[Problem requirements]
Would you go through the records below and copy each line with the string "size"?

[Dataset]

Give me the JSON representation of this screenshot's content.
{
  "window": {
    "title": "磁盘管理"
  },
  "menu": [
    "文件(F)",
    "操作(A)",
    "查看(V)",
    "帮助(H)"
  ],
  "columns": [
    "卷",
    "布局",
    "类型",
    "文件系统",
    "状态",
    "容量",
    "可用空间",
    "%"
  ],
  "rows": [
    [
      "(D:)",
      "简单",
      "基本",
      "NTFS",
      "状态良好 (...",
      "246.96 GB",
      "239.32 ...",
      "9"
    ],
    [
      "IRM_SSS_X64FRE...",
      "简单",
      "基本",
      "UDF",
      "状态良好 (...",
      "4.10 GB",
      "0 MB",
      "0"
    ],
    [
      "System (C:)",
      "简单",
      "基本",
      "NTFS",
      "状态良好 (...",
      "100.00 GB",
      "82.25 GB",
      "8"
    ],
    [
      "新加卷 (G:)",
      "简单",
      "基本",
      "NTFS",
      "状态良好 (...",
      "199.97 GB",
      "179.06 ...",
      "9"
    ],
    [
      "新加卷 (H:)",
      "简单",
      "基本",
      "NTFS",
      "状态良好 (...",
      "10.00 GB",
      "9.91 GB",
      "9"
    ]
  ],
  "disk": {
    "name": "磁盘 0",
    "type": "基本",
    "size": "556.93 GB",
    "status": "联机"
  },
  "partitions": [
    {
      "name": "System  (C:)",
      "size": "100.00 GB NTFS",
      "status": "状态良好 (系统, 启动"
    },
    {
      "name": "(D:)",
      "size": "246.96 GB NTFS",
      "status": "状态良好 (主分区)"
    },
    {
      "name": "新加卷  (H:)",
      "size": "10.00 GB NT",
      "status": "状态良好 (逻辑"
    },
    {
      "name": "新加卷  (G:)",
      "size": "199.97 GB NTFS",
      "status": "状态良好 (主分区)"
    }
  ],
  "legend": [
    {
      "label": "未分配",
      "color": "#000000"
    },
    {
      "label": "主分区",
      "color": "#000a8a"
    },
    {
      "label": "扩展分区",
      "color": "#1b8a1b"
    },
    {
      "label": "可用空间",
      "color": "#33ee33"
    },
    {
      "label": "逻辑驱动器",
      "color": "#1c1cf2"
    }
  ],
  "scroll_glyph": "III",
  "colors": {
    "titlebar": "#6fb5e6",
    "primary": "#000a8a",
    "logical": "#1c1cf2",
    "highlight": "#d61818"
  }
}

[Task answer]
    "size": "556.93 GB",
      "size": "100.00 GB NTFS",
      "size": "246.96 GB NTFS",
      "size": "10.00 GB NT",
      "size": "199.97 GB NTFS",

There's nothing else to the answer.